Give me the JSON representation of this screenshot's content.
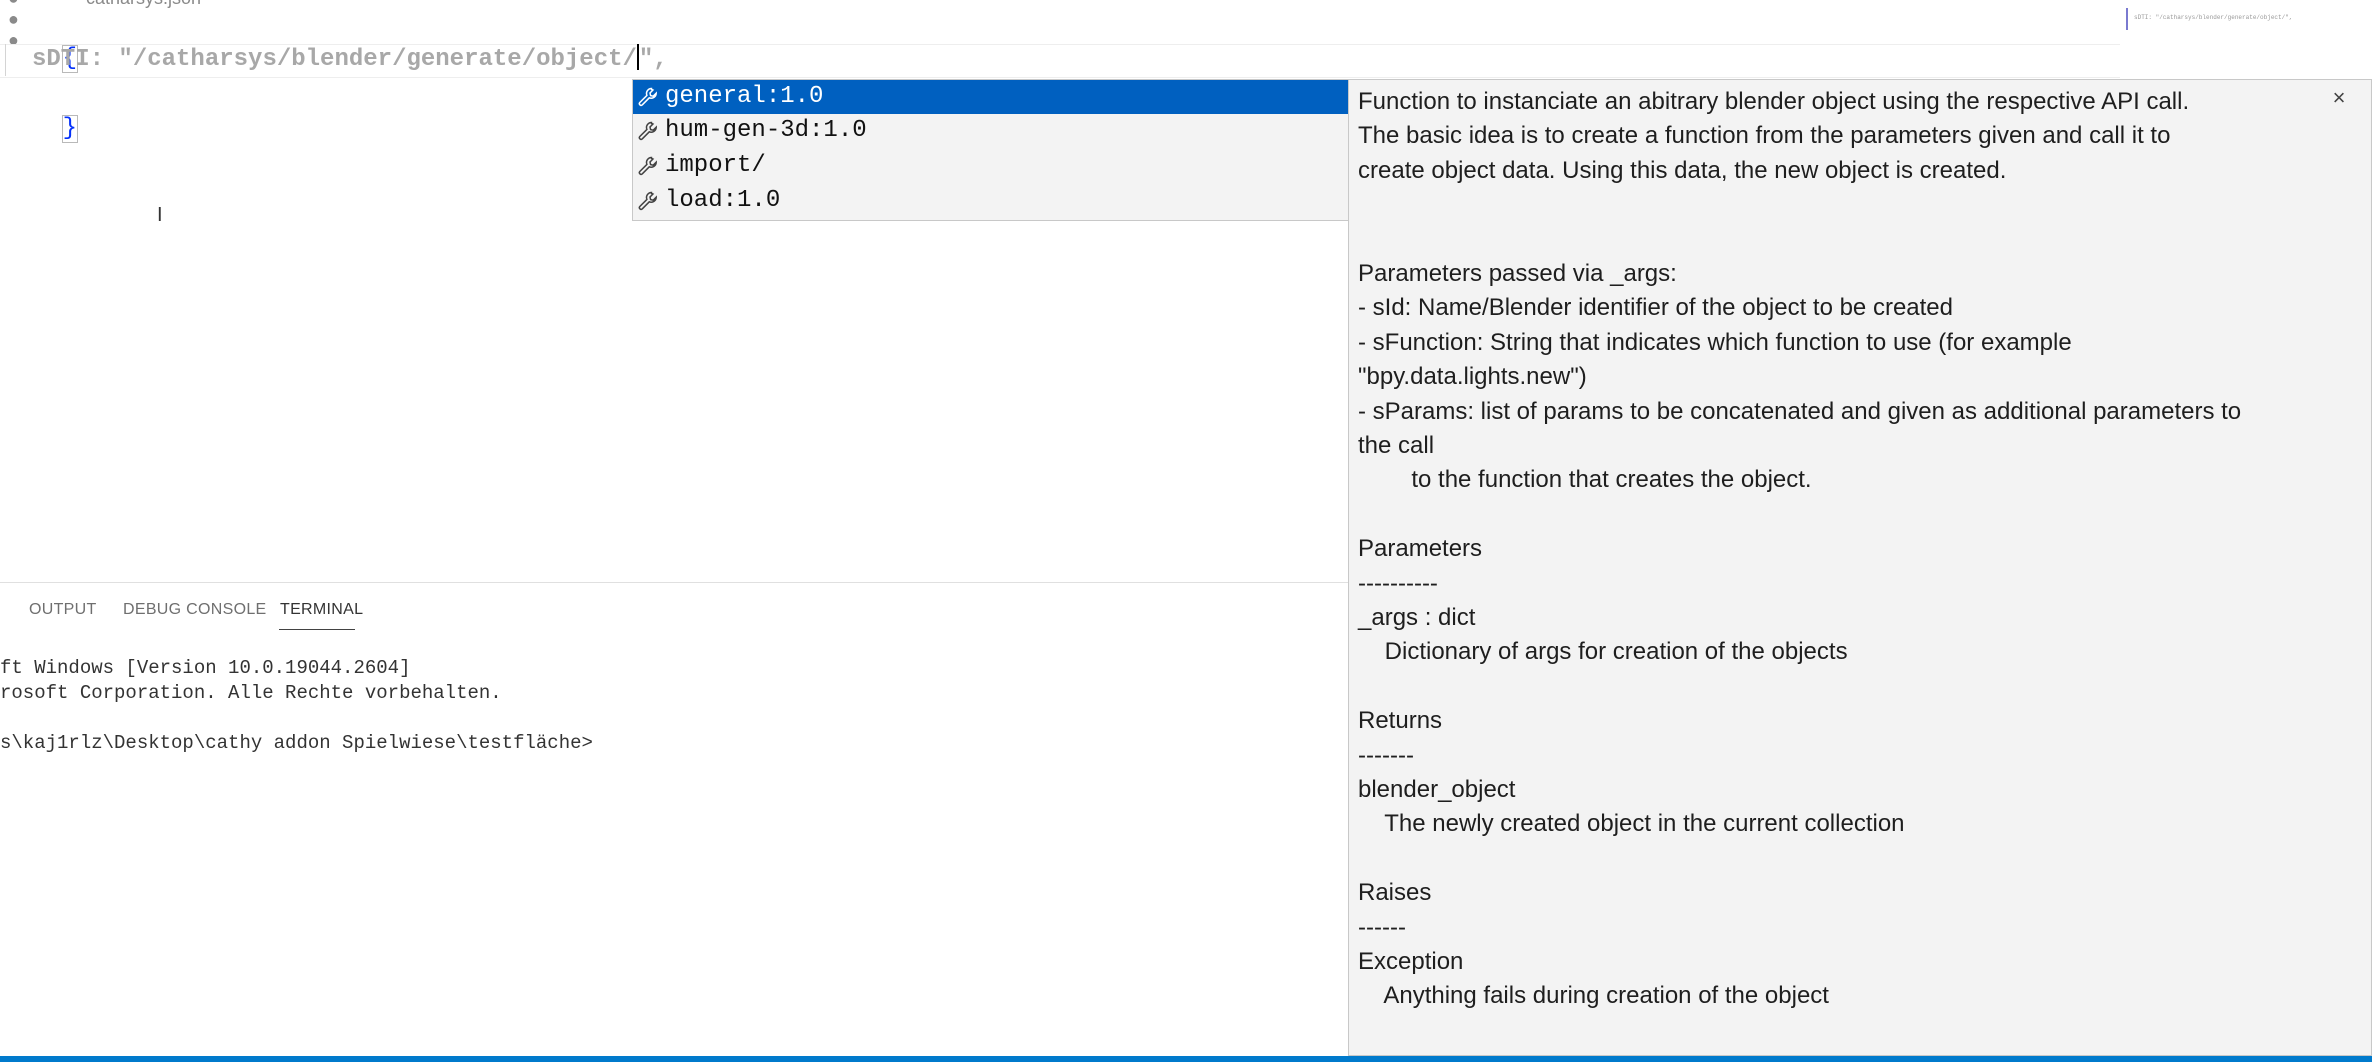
{
  "editor": {
    "tab_filename": "catharsys.json",
    "line1": "{",
    "line2_key": "sDTI: ",
    "line2_value_before_cursor": "\"/catharsys/blender/generate/object/",
    "line2_value_after_cursor": "\",",
    "line3": "}",
    "minimap_text": "sDTI: \"/catharsys/blender/generate/object/\","
  },
  "suggest": {
    "items": [
      {
        "label": "general:1.0",
        "icon": "wrench-icon",
        "selected": true
      },
      {
        "label": "hum-gen-3d:1.0",
        "icon": "wrench-icon",
        "selected": false
      },
      {
        "label": "import/",
        "icon": "wrench-icon",
        "selected": false
      },
      {
        "label": "load:1.0",
        "icon": "wrench-icon",
        "selected": false
      }
    ]
  },
  "details": {
    "close_glyph": "×",
    "lines": [
      "Function to instanciate an abitrary blender object using the respective API call.",
      "The basic idea is to create a function from the parameters given and call it to",
      "create object data. Using this data, the new object is created.",
      "",
      "",
      "Parameters passed via _args:",
      "- sId: Name/Blender identifier of the object to be created",
      "- sFunction: String that indicates which function to use (for example",
      "\"bpy.data.lights.new\")",
      "- sParams: list of params to be concatenated and given as additional parameters to",
      "the call",
      "        to the function that creates the object.",
      "",
      "Parameters",
      "----------",
      "_args : dict",
      "    Dictionary of args for creation of the objects",
      "",
      "Returns",
      "-------",
      "blender_object",
      "    The newly created object in the current collection",
      "",
      "Raises",
      "------",
      "Exception",
      "    Anything fails during creation of the object"
    ]
  },
  "panel": {
    "tabs": [
      {
        "label": "OUTPUT",
        "active": false
      },
      {
        "label": "DEBUG CONSOLE",
        "active": false
      },
      {
        "label": "TERMINAL",
        "active": true
      }
    ],
    "terminal_lines": [
      "ft Windows [Version 10.0.19044.2604]",
      "rosoft Corporation. Alle Rechte vorbehalten.",
      "s\\kaj1rlz\\Desktop\\cathy addon Spielwiese\\testfläche>"
    ]
  },
  "colors": {
    "accent": "#007acc",
    "selection": "#0060c0",
    "brace": "#0431fa",
    "widget_bg": "#f3f3f3"
  }
}
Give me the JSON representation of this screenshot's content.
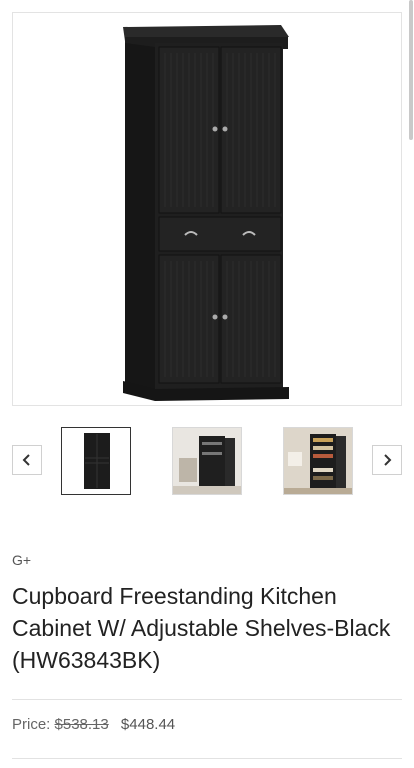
{
  "product": {
    "brand": "G+",
    "title": "Cupboard Freestanding Kitchen Cabinet W/ Adjustable Shelves-Black (HW63843BK)",
    "price_label": "Price:",
    "original_price": "$538.13",
    "sale_price": "$448.44"
  },
  "gallery": {
    "prev_icon": "chevron-left-icon",
    "next_icon": "chevron-right-icon",
    "thumbnails": [
      {
        "name": "thumbnail-front",
        "active": true
      },
      {
        "name": "thumbnail-room-open",
        "active": false
      },
      {
        "name": "thumbnail-room-filled",
        "active": false
      }
    ]
  },
  "colors": {
    "cabinet": "#1e1e1e",
    "border": "#d8d8d8",
    "text": "#222222"
  }
}
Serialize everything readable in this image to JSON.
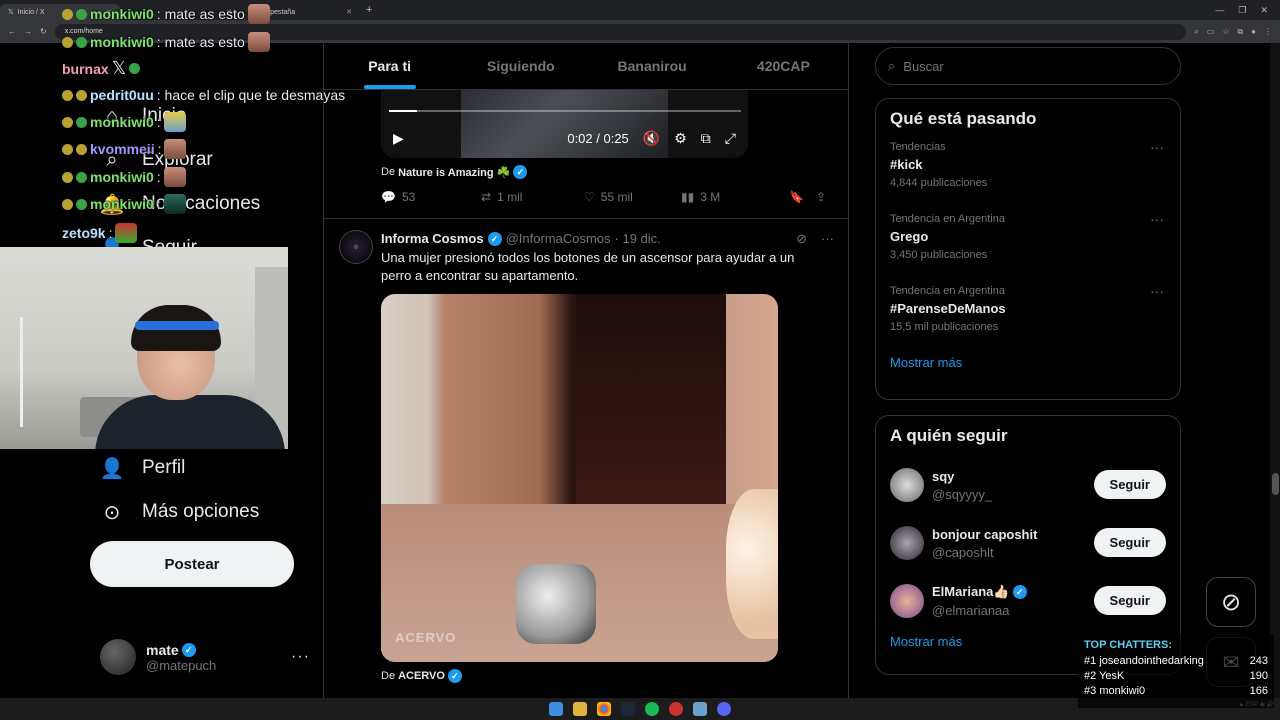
{
  "browser": {
    "tabs": [
      "Inicio / X",
      "",
      "Nueva pestaña"
    ],
    "url": "x.com/home"
  },
  "sidebar": {
    "items": [
      {
        "label": "Inicio",
        "icon": "home-icon"
      },
      {
        "label": "Explorar",
        "icon": "search-icon"
      },
      {
        "label": "Notificaciones",
        "icon": "bell-icon"
      },
      {
        "label": "Seguir",
        "icon": "person-icon"
      },
      {
        "label": "Perfil",
        "icon": "person-icon"
      },
      {
        "label": "Más opciones",
        "icon": "more-circle-icon"
      }
    ],
    "post_button": "Postear",
    "account": {
      "name": "mate",
      "handle": "@matepuch"
    }
  },
  "feed": {
    "tabs": [
      "Para ti",
      "Siguiendo",
      "Bananirou",
      "420CAP"
    ],
    "active_tab": 0,
    "video1": {
      "time": "0:02 / 0:25",
      "progress": 0.08
    },
    "tweet1": {
      "from_prefix": "De",
      "from_source": "Nature is Amazing ☘️",
      "replies": "53",
      "reposts": "1 mil",
      "likes": "55 mil",
      "views": "3 M"
    },
    "tweet2": {
      "name": "Informa Cosmos",
      "handle": "@InformaCosmos",
      "date": "· 19 dic.",
      "text": "Una mujer presionó todos los botones de un ascensor para ayudar a un perro a encontrar su apartamento.",
      "watermark": "ACERVO",
      "from_prefix": "De",
      "from_source": "ACERVO"
    }
  },
  "right": {
    "search_placeholder": "Buscar",
    "trends_title": "Qué está pasando",
    "trends": [
      {
        "context": "Tendencias",
        "name": "#kick",
        "count": "4,844 publicaciones"
      },
      {
        "context": "Tendencia en Argentina",
        "name": "Grego",
        "count": "3,450 publicaciones"
      },
      {
        "context": "Tendencia en Argentina",
        "name": "#ParenseDeManos",
        "count": "15,5 mil publicaciones"
      }
    ],
    "show_more": "Mostrar más",
    "who_title": "A quién seguir",
    "who": [
      {
        "name": "sqy",
        "handle": "@sqyyyy_",
        "button": "Seguir"
      },
      {
        "name": "bonjour caposhit",
        "handle": "@caposhlt",
        "button": "Seguir"
      },
      {
        "name": "ElMariana👍🏻",
        "handle": "@elmarianaa",
        "button": "Seguir"
      }
    ]
  },
  "stream": {
    "chat": [
      {
        "user": "monkiwi0",
        "msg": ": mate as esto"
      },
      {
        "user": "monkiwi0",
        "msg": ": mate as esto"
      },
      {
        "user": "burnax",
        "msg": ""
      },
      {
        "user": "pedrit0uu",
        "msg": ": hace el clip que te desmayas"
      },
      {
        "user": "monkiwi0",
        "msg": ":"
      },
      {
        "user": "kvommeii",
        "msg": ":"
      },
      {
        "user": "monkiwi0",
        "msg": ":"
      },
      {
        "user": "monkiwi0",
        "msg": ":"
      },
      {
        "user": "zeto9k",
        "msg": ":"
      }
    ],
    "top_chatters_title": "TOP CHATTERS:",
    "top_chatters": [
      {
        "rank": "#1",
        "name": "joseandointhedarking",
        "count": "243"
      },
      {
        "rank": "#2",
        "name": "YesK",
        "count": "190"
      },
      {
        "rank": "#3",
        "name": "monkiwi0",
        "count": "166"
      }
    ]
  },
  "colors": {
    "accent": "#1d9bf0",
    "background": "#000000",
    "border": "#2f3336",
    "muted": "#71767b"
  }
}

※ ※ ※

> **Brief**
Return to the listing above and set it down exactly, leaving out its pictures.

> **Response to this task**
Give me the JSON representation of this screenshot's content.
{
  "editor": {
    "tab_filename": "catharsys.json",
    "line1": "{",
    "line2_key": "sDTI: ",
    "line2_value_before_cursor": "\"/catharsys/blender/generate/object/",
    "line2_value_after_cursor": "\",",
    "line3": "}",
    "minimap_text": "sDTI: \"/catharsys/blender/generate/object/\","
  },
  "suggest": {
    "items": [
      {
        "label": "general:1.0",
        "icon": "wrench-icon",
        "selected": true
      },
      {
        "label": "hum-gen-3d:1.0",
        "icon": "wrench-icon",
        "selected": false
      },
      {
        "label": "import/",
        "icon": "wrench-icon",
        "selected": false
      },
      {
        "label": "load:1.0",
        "icon": "wrench-icon",
        "selected": false
      }
    ]
  },
  "details": {
    "close_glyph": "×",
    "lines": [
      "Function to instanciate an abitrary blender object using the respective API call.",
      "The basic idea is to create a function from the parameters given and call it to",
      "create object data. Using this data, the new object is created.",
      "",
      "",
      "Parameters passed via _args:",
      "- sId: Name/Blender identifier of the object to be created",
      "- sFunction: String that indicates which function to use (for example",
      "\"bpy.data.lights.new\")",
      "- sParams: list of params to be concatenated and given as additional parameters to",
      "the call",
      "        to the function that creates the object.",
      "",
      "Parameters",
      "----------",
      "_args : dict",
      "    Dictionary of args for creation of the objects",
      "",
      "Returns",
      "-------",
      "blender_object",
      "    The newly created object in the current collection",
      "",
      "Raises",
      "------",
      "Exception",
      "    Anything fails during creation of the object"
    ]
  },
  "panel": {
    "tabs": [
      {
        "label": "OUTPUT",
        "active": false
      },
      {
        "label": "DEBUG CONSOLE",
        "active": false
      },
      {
        "label": "TERMINAL",
        "active": true
      }
    ],
    "terminal_lines": [
      "ft Windows [Version 10.0.19044.2604]",
      "rosoft Corporation. Alle Rechte vorbehalten.",
      "s\\kaj1rlz\\Desktop\\cathy addon Spielwiese\\testfläche>"
    ]
  },
  "colors": {
    "accent": "#007acc",
    "selection": "#0060c0",
    "brace": "#0431fa",
    "widget_bg": "#f3f3f3"
  }
}
Give me the JSON representation of this screenshot's content.
{
  "product": {
    "brand": "G+",
    "title": "Cupboard Freestanding Kitchen Cabinet W/ Adjustable Shelves-Black (HW63843BK)",
    "price_label": "Price:",
    "original_price": "$538.13",
    "sale_price": "$448.44"
  },
  "gallery": {
    "prev_icon": "chevron-left-icon",
    "next_icon": "chevron-right-icon",
    "thumbnails": [
      {
        "name": "thumbnail-front",
        "active": true
      },
      {
        "name": "thumbnail-room-open",
        "active": false
      },
      {
        "name": "thumbnail-room-filled",
        "active": false
      }
    ]
  },
  "colors": {
    "cabinet": "#1e1e1e",
    "border": "#d8d8d8",
    "text": "#222222"
  }
}
Serialize everything readable in this image to JSON.
{
  "browser": {
    "tabs": [
      "Inicio / X",
      "",
      "Nueva pestaña"
    ],
    "url": "x.com/home"
  },
  "sidebar": {
    "items": [
      {
        "label": "Inicio",
        "icon": "home-icon"
      },
      {
        "label": "Explorar",
        "icon": "search-icon"
      },
      {
        "label": "Notificaciones",
        "icon": "bell-icon"
      },
      {
        "label": "Seguir",
        "icon": "person-icon"
      },
      {
        "label": "Perfil",
        "icon": "person-icon"
      },
      {
        "label": "Más opciones",
        "icon": "more-circle-icon"
      }
    ],
    "post_button": "Postear",
    "account": {
      "name": "mate",
      "handle": "@matepuch"
    }
  },
  "feed": {
    "tabs": [
      "Para ti",
      "Siguiendo",
      "Bananirou",
      "420CAP"
    ],
    "active_tab": 0,
    "video1": {
      "time": "0:02 / 0:25",
      "progress": 0.08
    },
    "tweet1": {
      "from_prefix": "De",
      "from_source": "Nature is Amazing ☘️",
      "replies": "53",
      "reposts": "1 mil",
      "likes": "55 mil",
      "views": "3 M"
    },
    "tweet2": {
      "name": "Informa Cosmos",
      "handle": "@InformaCosmos",
      "date": "· 19 dic.",
      "text": "Una mujer presionó todos los botones de un ascensor para ayudar a un perro a encontrar su apartamento.",
      "watermark": "ACERVO",
      "from_prefix": "De",
      "from_source": "ACERVO"
    }
  },
  "right": {
    "search_placeholder": "Buscar",
    "trends_title": "Qué está pasando",
    "trends": [
      {
        "context": "Tendencias",
        "name": "#kick",
        "count": "4,844 publicaciones"
      },
      {
        "context": "Tendencia en Argentina",
        "name": "Grego",
        "count": "3,450 publicaciones"
      },
      {
        "context": "Tendencia en Argentina",
        "name": "#ParenseDeManos",
        "count": "15,5 mil publicaciones"
      }
    ],
    "show_more": "Mostrar más",
    "who_title": "A quién seguir",
    "who": [
      {
        "name": "sqy",
        "handle": "@sqyyyy_",
        "button": "Seguir"
      },
      {
        "name": "bonjour caposhit",
        "handle": "@caposhlt",
        "button": "Seguir"
      },
      {
        "name": "ElMariana👍🏻",
        "handle": "@elmarianaa",
        "button": "Seguir"
      }
    ]
  },
  "stream": {
    "chat": [
      {
        "user": "monkiwi0",
        "msg": ": mate as esto"
      },
      {
        "user": "monkiwi0",
        "msg": ": mate as esto"
      },
      {
        "user": "burnax",
        "msg": ""
      },
      {
        "user": "pedrit0uu",
        "msg": ": hace el clip que te desmayas"
      },
      {
        "user": "monkiwi0",
        "msg": ":"
      },
      {
        "user": "kvommeii",
        "msg": ":"
      },
      {
        "user": "monkiwi0",
        "msg": ":"
      },
      {
        "user": "monkiwi0",
        "msg": ":"
      },
      {
        "user": "zeto9k",
        "msg": ":"
      }
    ],
    "top_chatters_title": "TOP CHATTERS:",
    "top_chatters": [
      {
        "rank": "#1",
        "name": "joseandointhedarking",
        "count": "243"
      },
      {
        "rank": "#2",
        "name": "YesK",
        "count": "190"
      },
      {
        "rank": "#3",
        "name": "monkiwi0",
        "count": "166"
      }
    ]
  },
  "colors": {
    "accent": "#1d9bf0",
    "background": "#000000",
    "border": "#2f3336",
    "muted": "#71767b"
  }
}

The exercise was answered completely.